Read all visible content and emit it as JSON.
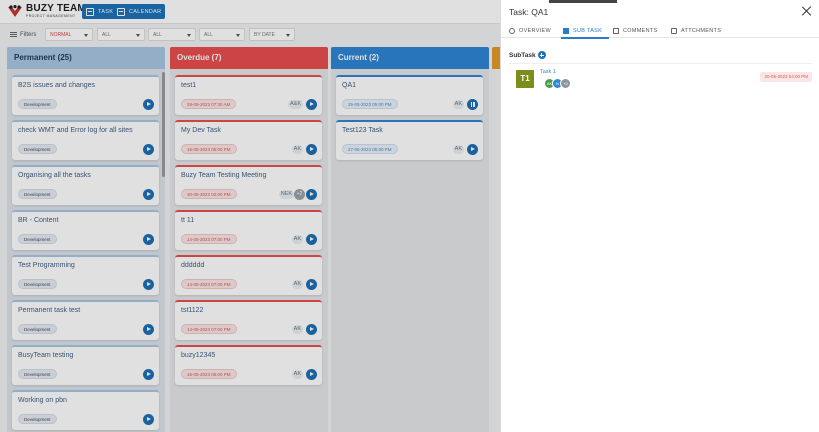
{
  "app": {
    "title": "BUZY TEAM",
    "subtitle": "PROJECT MANAGEMENT",
    "task_button": "TASK",
    "calendar_button": "CALENDAR"
  },
  "filters": {
    "label": "Filters",
    "selects": [
      "NORMAL",
      "ALL",
      "ALL",
      "ALL",
      "BY DATE"
    ]
  },
  "columns": [
    {
      "title": "Permanent (25)",
      "color": "#a9c7e3",
      "cards": [
        {
          "title": "B2S issues and changes",
          "chip": "Development"
        },
        {
          "title": "check WMT and Error log for all sites",
          "chip": "Development"
        },
        {
          "title": "Organising all the tasks",
          "chip": "Development"
        },
        {
          "title": "BR - Content",
          "chip": "Development"
        },
        {
          "title": "Test Programming",
          "chip": "Development"
        },
        {
          "title": "Permanent task test",
          "chip": "Development"
        },
        {
          "title": "BusyTeam testing",
          "chip": "Development"
        },
        {
          "title": "Working on pbn",
          "chip": "Development"
        }
      ]
    },
    {
      "title": "Overdue (7)",
      "color": "#e94e4d",
      "cards": [
        {
          "title": "test1",
          "date": "28-09-2023 07:30 AM",
          "assignee": "A&K"
        },
        {
          "title": "My Dev Task",
          "date": "16-05-2023 05:00 PM",
          "assignee": "AK"
        },
        {
          "title": "Buzy Team Testing Meeting",
          "date": "30-05-2023 02:00 PM",
          "assignee": "NEK",
          "extra": "+2"
        },
        {
          "title": "tt 11",
          "date": "14-05-2023 07:00 PM",
          "assignee": "AK"
        },
        {
          "title": "dddddd",
          "date": "14-05-2023 07:00 PM",
          "assignee": "AK"
        },
        {
          "title": "tst1122",
          "date": "14-05-2023 07:00 PM",
          "assignee": "AK"
        },
        {
          "title": "buzy12345",
          "date": "15-05-2023 05:00 PM",
          "assignee": "AK"
        }
      ]
    },
    {
      "title": "Current (2)",
      "color": "#2e86d6",
      "cards": [
        {
          "title": "QA1",
          "date": "25-05-2023 05:00 PM",
          "assignee": "AK"
        },
        {
          "title": "Test123 Task",
          "date": "27-05-2023 05:00 PM",
          "assignee": "AK"
        }
      ]
    }
  ],
  "panel": {
    "title_prefix": "Task:",
    "title_value": "QA1",
    "tabs": [
      "OVERVIEW",
      "SUB TASK",
      "COMMENTS",
      "ATTCHMENTS"
    ],
    "subtask_label": "SubTask",
    "subtask": {
      "badge": "T1",
      "name": "Task 1",
      "date": "20-05-2023 04:00 PM",
      "avatars": [
        "AK",
        "N",
        "+2"
      ]
    }
  },
  "colors": {
    "accent": "#1e72b8",
    "overdue": "#e94e4d",
    "current": "#2e86d6",
    "permanent": "#a9c7e3",
    "subtask_badge": "#7d8d1b"
  }
}
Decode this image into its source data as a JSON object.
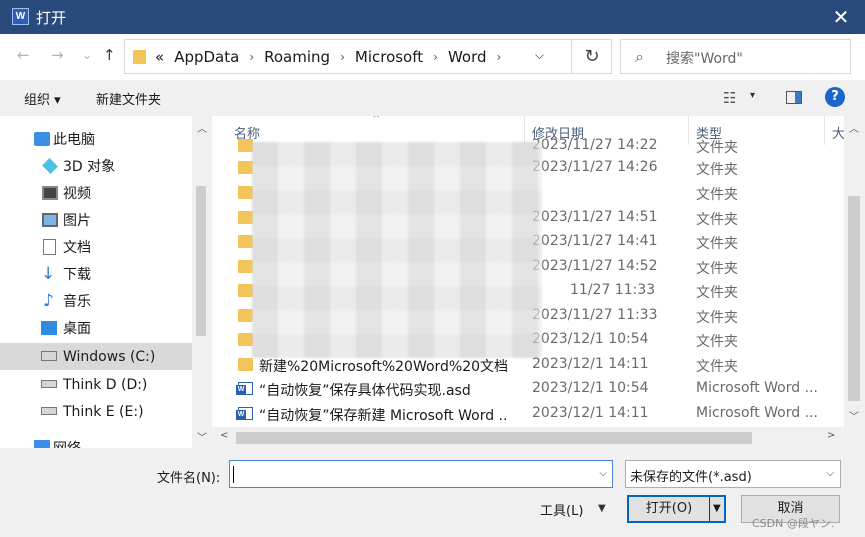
{
  "window": {
    "title": "打开",
    "app_icon": "word-icon",
    "close_glyph": "✕"
  },
  "nav": {
    "back": "←",
    "forward": "→",
    "recent": "⌄",
    "up": "↑"
  },
  "address": {
    "overflow": "«",
    "crumbs": [
      "AppData",
      "Roaming",
      "Microsoft",
      "Word"
    ],
    "separator": "›",
    "dropdown": "⌵",
    "refresh": "↻"
  },
  "search": {
    "icon": "⌕",
    "placeholder": "搜索\"Word\""
  },
  "toolbar": {
    "organize": "组织 ▾",
    "new_folder": "新建文件夹",
    "view_icon": "☷",
    "view_dd": "▾",
    "help": "?"
  },
  "sidebar": {
    "items": [
      {
        "label": "此电脑",
        "icon": "pc-icon"
      },
      {
        "label": "3D 对象",
        "icon": "3d-objects-icon"
      },
      {
        "label": "视频",
        "icon": "video-icon"
      },
      {
        "label": "图片",
        "icon": "pictures-icon"
      },
      {
        "label": "文档",
        "icon": "documents-icon"
      },
      {
        "label": "下载",
        "icon": "download-icon"
      },
      {
        "label": "音乐",
        "icon": "music-icon"
      },
      {
        "label": "桌面",
        "icon": "desktop-icon"
      },
      {
        "label": "Windows (C:)",
        "icon": "windows-drive-icon"
      },
      {
        "label": "Think D (D:)",
        "icon": "drive-icon"
      },
      {
        "label": "Think E (E:)",
        "icon": "drive-icon"
      },
      {
        "label": "网络",
        "icon": "network-icon"
      }
    ],
    "selected_index": 8
  },
  "columns": {
    "name": "名称",
    "date": "修改日期",
    "type": "类型",
    "size": "大",
    "sort_glyph": "^"
  },
  "rows": [
    {
      "name": "",
      "date": "2023/11/27 14:22",
      "type": "文件夹",
      "icon": "folder"
    },
    {
      "name": "",
      "date": "2023/11/27 14:26",
      "type": "文件夹",
      "icon": "folder"
    },
    {
      "name": "",
      "date": "",
      "type": "文件夹",
      "icon": "folder"
    },
    {
      "name": "",
      "date": "2023/11/27 14:51",
      "type": "文件夹",
      "icon": "folder"
    },
    {
      "name": "",
      "date": "2023/11/27 14:41",
      "type": "文件夹",
      "icon": "folder"
    },
    {
      "name": "",
      "date": "2023/11/27 14:52",
      "type": "文件夹",
      "icon": "folder"
    },
    {
      "name": "",
      "date": "11/27 11:33",
      "type": "文件夹",
      "icon": "folder"
    },
    {
      "name": "",
      "date": "2023/11/27 11:33",
      "type": "文件夹",
      "icon": "folder"
    },
    {
      "name": "",
      "date": "2023/12/1 10:54",
      "type": "文件夹",
      "icon": "folder"
    },
    {
      "name": "新建%20Microsoft%20Word%20文档...",
      "date": "2023/12/1 14:11",
      "type": "文件夹",
      "icon": "folder"
    },
    {
      "name": "“自动恢复”保存具体代码实现.asd",
      "date": "2023/12/1 10:54",
      "type": "Microsoft Word ...",
      "icon": "doc"
    },
    {
      "name": "“自动恢复”保存新建 Microsoft Word ...",
      "date": "2023/12/1 14:11",
      "type": "Microsoft Word ...",
      "icon": "doc"
    }
  ],
  "scroll": {
    "up": "︿",
    "down": "﹀",
    "left": "<",
    "right": ">"
  },
  "bottom": {
    "filename_label": "文件名(N):",
    "filename_value": "",
    "filetype": "未保存的文件(*.asd)",
    "dd": "⌵",
    "tools": "工具(L)",
    "tools_dd": "▼",
    "open": "打开(O)",
    "open_dd": "▼",
    "cancel": "取消"
  },
  "watermark": "CSDN @段ヤン."
}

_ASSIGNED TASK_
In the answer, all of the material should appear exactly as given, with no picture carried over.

_REPLY TO THE EXERCISE_
Read all visible content and emit it as JSON.
{
  "app": {
    "title": "BUZY TEAM",
    "subtitle": "PROJECT MANAGEMENT",
    "task_button": "TASK",
    "calendar_button": "CALENDAR"
  },
  "filters": {
    "label": "Filters",
    "selects": [
      "NORMAL",
      "ALL",
      "ALL",
      "ALL",
      "BY DATE"
    ]
  },
  "columns": [
    {
      "title": "Permanent (25)",
      "color": "#a9c7e3",
      "cards": [
        {
          "title": "B2S issues and changes",
          "chip": "Development"
        },
        {
          "title": "check WMT and Error log for all sites",
          "chip": "Development"
        },
        {
          "title": "Organising all the tasks",
          "chip": "Development"
        },
        {
          "title": "BR - Content",
          "chip": "Development"
        },
        {
          "title": "Test Programming",
          "chip": "Development"
        },
        {
          "title": "Permanent task test",
          "chip": "Development"
        },
        {
          "title": "BusyTeam testing",
          "chip": "Development"
        },
        {
          "title": "Working on pbn",
          "chip": "Development"
        }
      ]
    },
    {
      "title": "Overdue (7)",
      "color": "#e94e4d",
      "cards": [
        {
          "title": "test1",
          "date": "28-09-2023 07:30 AM",
          "assignee": "A&K"
        },
        {
          "title": "My Dev Task",
          "date": "16-05-2023 05:00 PM",
          "assignee": "AK"
        },
        {
          "title": "Buzy Team Testing Meeting",
          "date": "30-05-2023 02:00 PM",
          "assignee": "NEK",
          "extra": "+2"
        },
        {
          "title": "tt 11",
          "date": "14-05-2023 07:00 PM",
          "assignee": "AK"
        },
        {
          "title": "dddddd",
          "date": "14-05-2023 07:00 PM",
          "assignee": "AK"
        },
        {
          "title": "tst1122",
          "date": "14-05-2023 07:00 PM",
          "assignee": "AK"
        },
        {
          "title": "buzy12345",
          "date": "15-05-2023 05:00 PM",
          "assignee": "AK"
        }
      ]
    },
    {
      "title": "Current (2)",
      "color": "#2e86d6",
      "cards": [
        {
          "title": "QA1",
          "date": "25-05-2023 05:00 PM",
          "assignee": "AK"
        },
        {
          "title": "Test123 Task",
          "date": "27-05-2023 05:00 PM",
          "assignee": "AK"
        }
      ]
    }
  ],
  "panel": {
    "title_prefix": "Task:",
    "title_value": "QA1",
    "tabs": [
      "OVERVIEW",
      "SUB TASK",
      "COMMENTS",
      "ATTCHMENTS"
    ],
    "subtask_label": "SubTask",
    "subtask": {
      "badge": "T1",
      "name": "Task 1",
      "date": "20-05-2023 04:00 PM",
      "avatars": [
        "AK",
        "N",
        "+2"
      ]
    }
  },
  "colors": {
    "accent": "#1e72b8",
    "overdue": "#e94e4d",
    "current": "#2e86d6",
    "permanent": "#a9c7e3",
    "subtask_badge": "#7d8d1b"
  }
}
Decode this image into its source data as a JSON object.
{
  "window": {
    "title": "打开",
    "app_icon": "word-icon",
    "close_glyph": "✕"
  },
  "nav": {
    "back": "←",
    "forward": "→",
    "recent": "⌄",
    "up": "↑"
  },
  "address": {
    "overflow": "«",
    "crumbs": [
      "AppData",
      "Roaming",
      "Microsoft",
      "Word"
    ],
    "separator": "›",
    "dropdown": "⌵",
    "refresh": "↻"
  },
  "search": {
    "icon": "⌕",
    "placeholder": "搜索\"Word\""
  },
  "toolbar": {
    "organize": "组织 ▾",
    "new_folder": "新建文件夹",
    "view_icon": "☷",
    "view_dd": "▾",
    "help": "?"
  },
  "sidebar": {
    "items": [
      {
        "label": "此电脑",
        "icon": "pc-icon"
      },
      {
        "label": "3D 对象",
        "icon": "3d-objects-icon"
      },
      {
        "label": "视频",
        "icon": "video-icon"
      },
      {
        "label": "图片",
        "icon": "pictures-icon"
      },
      {
        "label": "文档",
        "icon": "documents-icon"
      },
      {
        "label": "下载",
        "icon": "download-icon"
      },
      {
        "label": "音乐",
        "icon": "music-icon"
      },
      {
        "label": "桌面",
        "icon": "desktop-icon"
      },
      {
        "label": "Windows (C:)",
        "icon": "windows-drive-icon"
      },
      {
        "label": "Think D (D:)",
        "icon": "drive-icon"
      },
      {
        "label": "Think E (E:)",
        "icon": "drive-icon"
      },
      {
        "label": "网络",
        "icon": "network-icon"
      }
    ],
    "selected_index": 8
  },
  "columns": {
    "name": "名称",
    "date": "修改日期",
    "type": "类型",
    "size": "大",
    "sort_glyph": "^"
  },
  "rows": [
    {
      "name": "",
      "date": "2023/11/27 14:22",
      "type": "文件夹",
      "icon": "folder"
    },
    {
      "name": "",
      "date": "2023/11/27 14:26",
      "type": "文件夹",
      "icon": "folder"
    },
    {
      "name": "",
      "date": "",
      "type": "文件夹",
      "icon": "folder"
    },
    {
      "name": "",
      "date": "2023/11/27 14:51",
      "type": "文件夹",
      "icon": "folder"
    },
    {
      "name": "",
      "date": "2023/11/27 14:41",
      "type": "文件夹",
      "icon": "folder"
    },
    {
      "name": "",
      "date": "2023/11/27 14:52",
      "type": "文件夹",
      "icon": "folder"
    },
    {
      "name": "",
      "date": "11/27 11:33",
      "type": "文件夹",
      "icon": "folder"
    },
    {
      "name": "",
      "date": "2023/11/27 11:33",
      "type": "文件夹",
      "icon": "folder"
    },
    {
      "name": "",
      "date": "2023/12/1 10:54",
      "type": "文件夹",
      "icon": "folder"
    },
    {
      "name": "新建%20Microsoft%20Word%20文档...",
      "date": "2023/12/1 14:11",
      "type": "文件夹",
      "icon": "folder"
    },
    {
      "name": "“自动恢复”保存具体代码实现.asd",
      "date": "2023/12/1 10:54",
      "type": "Microsoft Word ...",
      "icon": "doc"
    },
    {
      "name": "“自动恢复”保存新建 Microsoft Word ...",
      "date": "2023/12/1 14:11",
      "type": "Microsoft Word ...",
      "icon": "doc"
    }
  ],
  "scroll": {
    "up": "︿",
    "down": "﹀",
    "left": "<",
    "right": ">"
  },
  "bottom": {
    "filename_label": "文件名(N):",
    "filename_value": "",
    "filetype": "未保存的文件(*.asd)",
    "dd": "⌵",
    "tools": "工具(L)",
    "tools_dd": "▼",
    "open": "打开(O)",
    "open_dd": "▼",
    "cancel": "取消"
  },
  "watermark": "CSDN @段ヤン."
}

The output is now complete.